**Prompt:**
Would you please copy each line below that includes the string "true"?
-- Material supplied follows --
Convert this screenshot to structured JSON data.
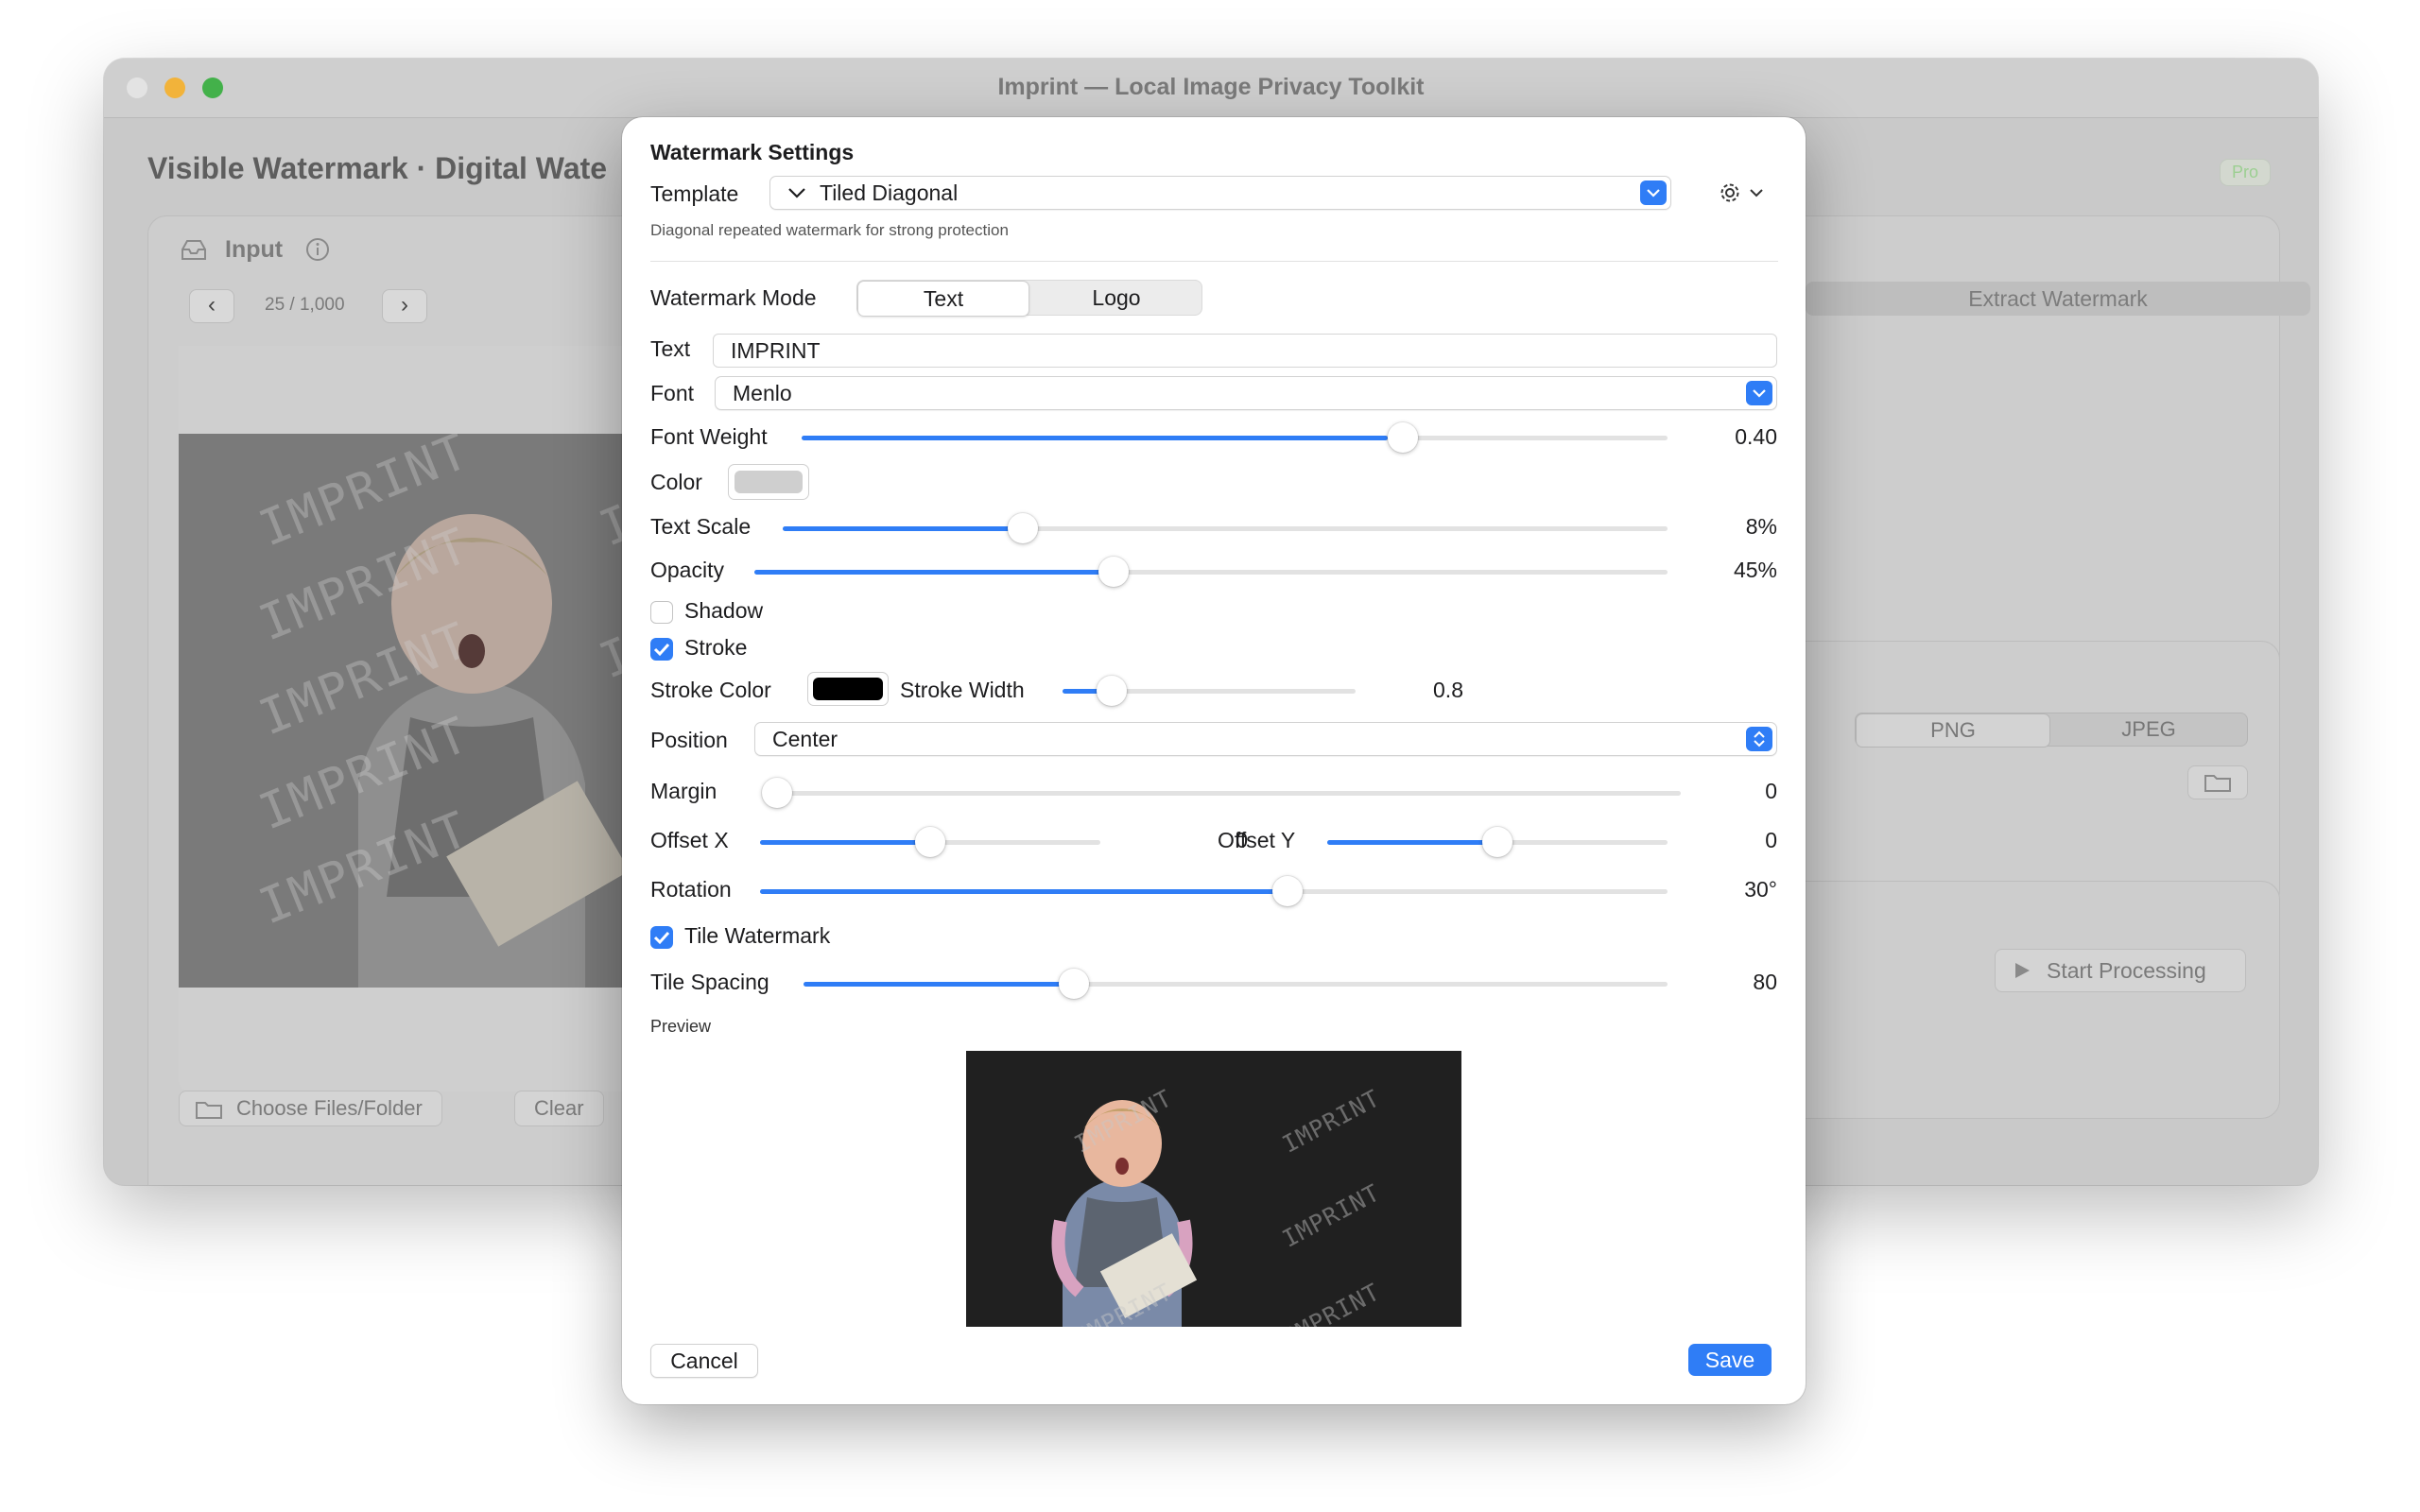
{
  "window": {
    "title": "Imprint — Local Image Privacy Toolkit",
    "page_title": "Visible Watermark · Digital Wate",
    "pro_badge": "Pro"
  },
  "input_panel": {
    "heading": "Input",
    "pager": "25 / 1,000",
    "watermark_text": "IMPRINT",
    "choose_label": "Choose Files/Folder",
    "clear_label": "Clear"
  },
  "right_panel": {
    "extract_tab": "Extract Watermark",
    "formats": [
      "PNG",
      "JPEG"
    ],
    "start_label": "Start Processing"
  },
  "sheet": {
    "title": "Watermark Settings",
    "template_label": "Template",
    "template_value": "Tiled Diagonal",
    "template_desc": "Diagonal repeated watermark for strong protection",
    "mode_label": "Watermark Mode",
    "mode_options": [
      "Text",
      "Logo"
    ],
    "mode_selected": "Text",
    "text_label": "Text",
    "text_value": "IMPRINT",
    "font_label": "Font",
    "font_value": "Menlo",
    "font_weight_label": "Font Weight",
    "font_weight_value": "0.40",
    "font_weight_fraction": 0.4,
    "color_label": "Color",
    "color_value": "#cfcfcf",
    "text_scale_label": "Text Scale",
    "text_scale_value": "8%",
    "opacity_label": "Opacity",
    "opacity_value": "45%",
    "opacity_fraction": 0.45,
    "shadow_label": "Shadow",
    "shadow_checked": false,
    "stroke_label": "Stroke",
    "stroke_checked": true,
    "stroke_color_label": "Stroke Color",
    "stroke_color_value": "#000000",
    "stroke_width_label": "Stroke Width",
    "stroke_width_value": "0.8",
    "position_label": "Position",
    "position_value": "Center",
    "margin_label": "Margin",
    "margin_value": "0",
    "offset_x_label": "Offset X",
    "offset_x_value": "0",
    "offset_y_label": "Offset Y",
    "offset_y_value": "0",
    "rotation_label": "Rotation",
    "rotation_value": "30°",
    "tile_label": "Tile Watermark",
    "tile_checked": true,
    "tile_spacing_label": "Tile Spacing",
    "tile_spacing_value": "80",
    "preview_label": "Preview",
    "preview_watermark": "IMPRINT",
    "cancel_label": "Cancel",
    "save_label": "Save"
  },
  "colors": {
    "accent": "#2f7df6",
    "watermark_color": "#cfcfcf",
    "stroke_color": "#000000"
  }
}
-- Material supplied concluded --
**Exercise answer:**
    "stroke_checked": true,
    "tile_checked": true,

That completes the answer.